→ Task material
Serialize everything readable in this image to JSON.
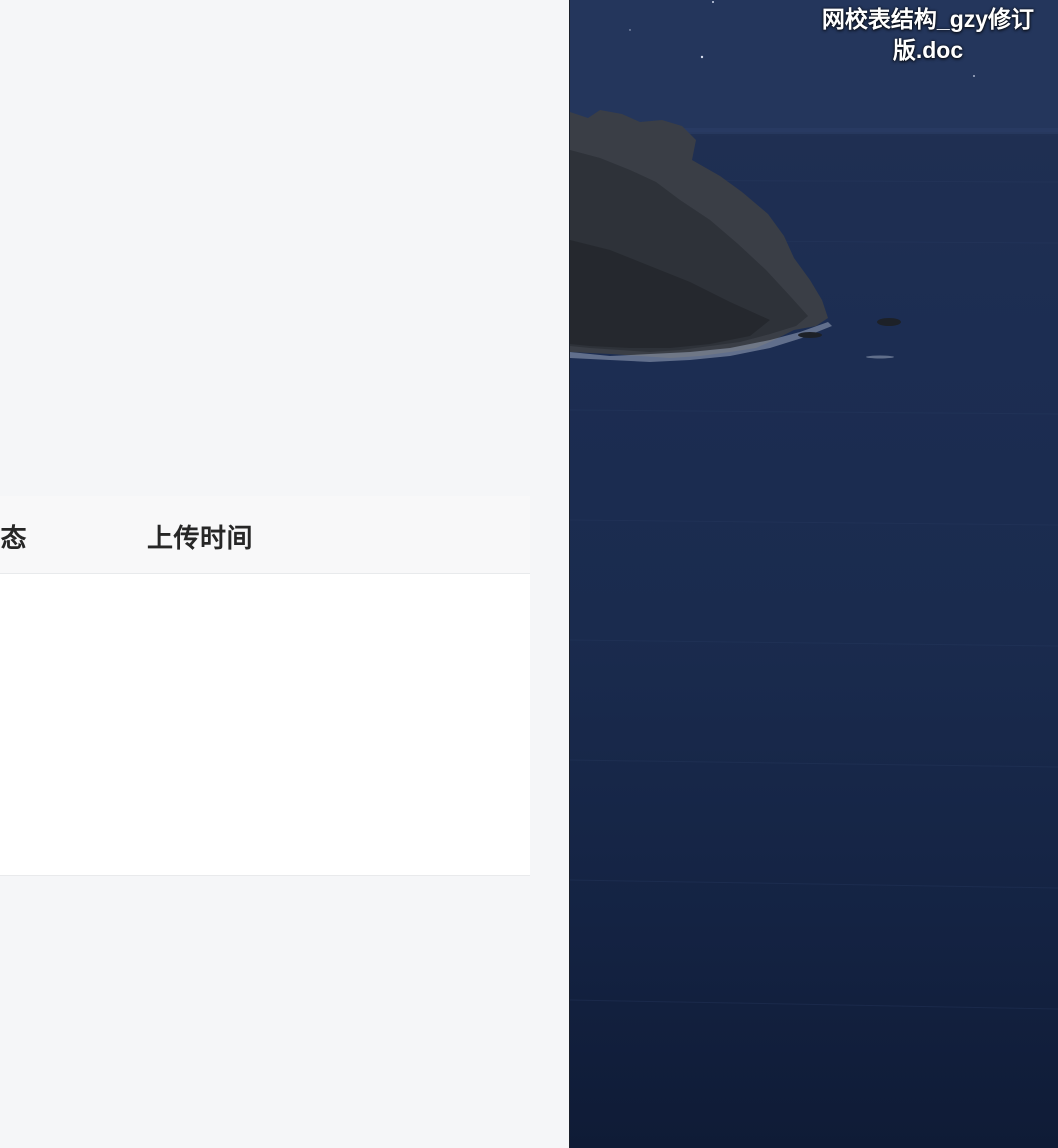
{
  "table": {
    "columns": [
      {
        "label": "状态"
      },
      {
        "label": "上传时间"
      }
    ],
    "rows": []
  },
  "desktop": {
    "files": [
      {
        "name": "网校表结构_gzy修订版.doc"
      }
    ],
    "wallpaper": "rocky-coast-night-sea"
  },
  "colors": {
    "app_background": "#f5f6f8",
    "table_header_bg": "#f8f8f9",
    "header_text": "#262626",
    "sea_dark": "#142343"
  }
}
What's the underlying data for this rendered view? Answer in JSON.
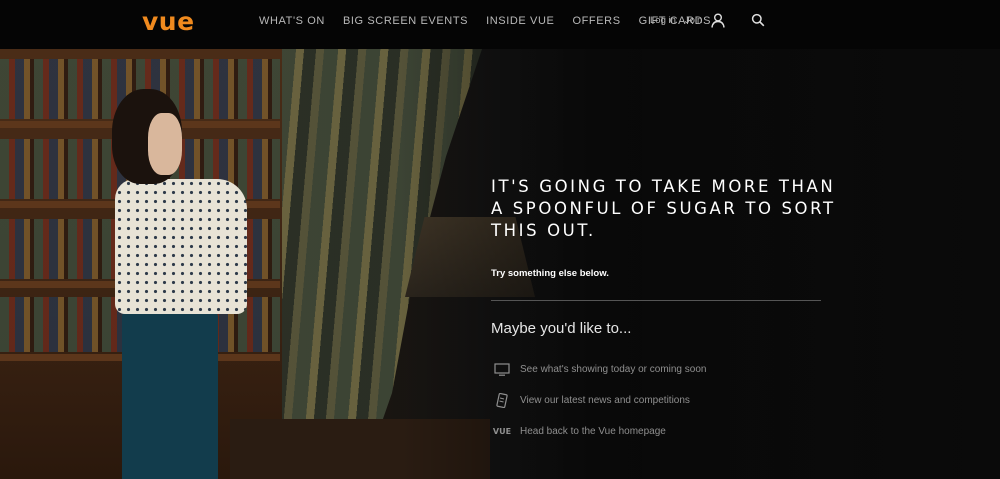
{
  "brand": {
    "logo": "vue",
    "accent_color": "#f08a1e"
  },
  "nav": {
    "items": [
      "WHAT'S ON",
      "BIG SCREEN EVENTS",
      "INSIDE VUE",
      "OFFERS",
      "GIFT CARDS"
    ]
  },
  "account": {
    "login": "Log in",
    "join": "Join",
    "user_icon": "user-icon",
    "search_icon": "search-icon"
  },
  "hero": {
    "headline": "IT'S GOING TO TAKE MORE THAN A SPOONFUL OF SUGAR TO SORT THIS OUT.",
    "subline": "Try something else below.",
    "maybe": "Maybe you'd like to...",
    "options": [
      {
        "icon": "screen-icon",
        "label": "See what's showing today or coming soon"
      },
      {
        "icon": "ticket-icon",
        "label": "View our latest news and competitions"
      },
      {
        "icon": "vue-logo-icon",
        "icon_text": "VUE",
        "label": "Head back to the Vue homepage"
      }
    ]
  }
}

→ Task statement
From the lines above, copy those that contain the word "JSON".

→ Response
Serialize everything readable in this image to JSON.
What's the underlying data for this rendered view? Answer in JSON.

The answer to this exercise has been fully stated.